- Award Snub: It was nominated for four Academy Awards at the 1997 Academy Awards for Best Cinematography, Best Costume Design, Best Original Dramatic Score and Best Supporting Actor. Sadly, it didn't win a single one, primarily because that was the year of Titanic's blowout win — albeit Anthony Hopkins was beaten to the Best Supporting Actor prize by Robin Williams' turn in Good Will Hunting (Titanic wasn't nominated in that category).
- Awesome Music: Dry Your Tears, Afrika.
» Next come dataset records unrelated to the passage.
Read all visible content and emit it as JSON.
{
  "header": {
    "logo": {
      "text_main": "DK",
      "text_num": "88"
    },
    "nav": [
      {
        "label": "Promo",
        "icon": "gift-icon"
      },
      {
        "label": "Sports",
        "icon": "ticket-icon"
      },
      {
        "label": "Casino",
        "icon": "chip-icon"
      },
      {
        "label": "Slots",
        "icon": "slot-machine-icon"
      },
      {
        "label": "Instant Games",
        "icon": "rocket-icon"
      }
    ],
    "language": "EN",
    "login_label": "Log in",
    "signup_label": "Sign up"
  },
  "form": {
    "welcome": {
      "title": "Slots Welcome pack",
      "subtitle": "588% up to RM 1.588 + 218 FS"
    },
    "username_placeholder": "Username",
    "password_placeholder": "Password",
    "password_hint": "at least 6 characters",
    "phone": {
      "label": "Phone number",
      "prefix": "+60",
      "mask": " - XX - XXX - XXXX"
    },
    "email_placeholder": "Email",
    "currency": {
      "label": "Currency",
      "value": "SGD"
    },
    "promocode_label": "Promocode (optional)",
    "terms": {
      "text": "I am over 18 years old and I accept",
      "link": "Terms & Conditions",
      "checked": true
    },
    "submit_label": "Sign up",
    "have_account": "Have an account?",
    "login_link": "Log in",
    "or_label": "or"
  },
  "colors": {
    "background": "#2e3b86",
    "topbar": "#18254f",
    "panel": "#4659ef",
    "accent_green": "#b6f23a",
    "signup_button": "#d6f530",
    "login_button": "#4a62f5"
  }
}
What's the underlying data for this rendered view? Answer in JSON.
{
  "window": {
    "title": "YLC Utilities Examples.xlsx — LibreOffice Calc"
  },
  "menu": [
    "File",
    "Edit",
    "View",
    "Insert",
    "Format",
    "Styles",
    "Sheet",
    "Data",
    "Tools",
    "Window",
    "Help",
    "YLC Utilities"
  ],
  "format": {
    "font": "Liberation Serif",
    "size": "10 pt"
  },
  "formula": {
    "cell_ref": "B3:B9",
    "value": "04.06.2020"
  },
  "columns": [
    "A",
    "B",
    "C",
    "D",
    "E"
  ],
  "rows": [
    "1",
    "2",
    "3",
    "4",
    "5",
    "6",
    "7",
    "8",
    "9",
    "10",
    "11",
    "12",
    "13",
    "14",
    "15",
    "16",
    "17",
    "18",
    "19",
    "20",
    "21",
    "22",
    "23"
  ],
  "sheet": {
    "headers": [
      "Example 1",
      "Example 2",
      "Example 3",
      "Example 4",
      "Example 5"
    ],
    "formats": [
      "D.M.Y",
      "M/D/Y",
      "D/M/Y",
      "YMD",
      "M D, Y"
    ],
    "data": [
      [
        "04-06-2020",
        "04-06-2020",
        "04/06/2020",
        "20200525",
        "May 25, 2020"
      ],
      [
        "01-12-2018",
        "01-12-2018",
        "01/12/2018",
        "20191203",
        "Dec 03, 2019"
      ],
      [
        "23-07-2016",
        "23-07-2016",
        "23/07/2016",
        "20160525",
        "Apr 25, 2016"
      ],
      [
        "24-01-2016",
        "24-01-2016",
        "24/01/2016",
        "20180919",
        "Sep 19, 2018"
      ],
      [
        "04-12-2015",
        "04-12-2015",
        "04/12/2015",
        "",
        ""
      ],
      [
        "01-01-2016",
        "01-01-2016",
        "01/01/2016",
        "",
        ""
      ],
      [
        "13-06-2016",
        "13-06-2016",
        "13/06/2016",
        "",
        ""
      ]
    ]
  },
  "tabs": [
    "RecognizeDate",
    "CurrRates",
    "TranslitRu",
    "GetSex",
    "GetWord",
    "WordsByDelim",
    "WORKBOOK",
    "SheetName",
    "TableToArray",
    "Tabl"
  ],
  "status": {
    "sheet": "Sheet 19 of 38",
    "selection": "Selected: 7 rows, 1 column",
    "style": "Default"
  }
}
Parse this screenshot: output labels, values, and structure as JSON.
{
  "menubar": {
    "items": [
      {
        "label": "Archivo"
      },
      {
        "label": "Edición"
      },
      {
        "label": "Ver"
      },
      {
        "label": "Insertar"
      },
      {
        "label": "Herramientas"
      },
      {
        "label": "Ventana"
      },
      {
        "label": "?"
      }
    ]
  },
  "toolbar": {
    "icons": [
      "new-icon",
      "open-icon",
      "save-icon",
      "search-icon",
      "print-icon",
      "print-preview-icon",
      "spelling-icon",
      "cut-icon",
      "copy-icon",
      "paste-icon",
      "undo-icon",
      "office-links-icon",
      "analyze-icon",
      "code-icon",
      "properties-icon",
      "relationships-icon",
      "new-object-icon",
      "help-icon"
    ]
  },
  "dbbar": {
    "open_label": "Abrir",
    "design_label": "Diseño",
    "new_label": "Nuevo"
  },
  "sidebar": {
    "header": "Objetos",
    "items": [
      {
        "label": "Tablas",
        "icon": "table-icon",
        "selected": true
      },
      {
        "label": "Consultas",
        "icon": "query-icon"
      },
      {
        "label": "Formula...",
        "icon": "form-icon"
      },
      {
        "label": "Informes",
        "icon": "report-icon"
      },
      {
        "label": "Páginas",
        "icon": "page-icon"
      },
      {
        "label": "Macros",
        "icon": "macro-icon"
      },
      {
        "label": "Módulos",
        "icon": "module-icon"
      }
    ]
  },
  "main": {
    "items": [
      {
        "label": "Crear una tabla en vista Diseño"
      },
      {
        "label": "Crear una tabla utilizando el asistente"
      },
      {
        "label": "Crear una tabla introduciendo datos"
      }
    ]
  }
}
It is a John Williams score, so that's to be expected.
- Narm Charm: The "Give us! Us free!" scene may look silly in context (Cinqué is shouting to the court room to free his people, while they look astonished and confused), but it is definitely a powerful and emotional moment, You No Take Candle be damned.
- Nightmare Fuel:
- The middle passage scenes will haunt you, especially the scene where the slavers decide to lighten the overloaded ship by attaching an anchor to an entire chain of people and letting it drag them screaming and struggling overboard.
- The opening mutiny sequence, with Cinqué bloodying his fingers as he slowly digs a nail out of the deck to pick the lock on his shackles, and then the freed slaves graphically slaughtering most of their captors. It's made all the more haunting by the fact that it takes place in the middle of a thunderstorm, with what little lighting we do get mostly coming from lightning strikes.
- One-Scene Wonder: Arliss Howard as John C. Calhoun.
- Retroactive Recognition: Chiwetel Ejiofor in his first Hollywood role as Ensign James Covey, the interpreter for the slaves.
- Tear Jerker: The Middle Passage scene will ruin any day with its horror and brutality. Worst of all is when a pregnant woman dies in childbirth; another woman takes her newborn baby, and not long afterwards is Driven to Suicide, throwing herself overboard after evidently deciding that she and the baby would be better off dead than living as slaves.
YMMV / Amistad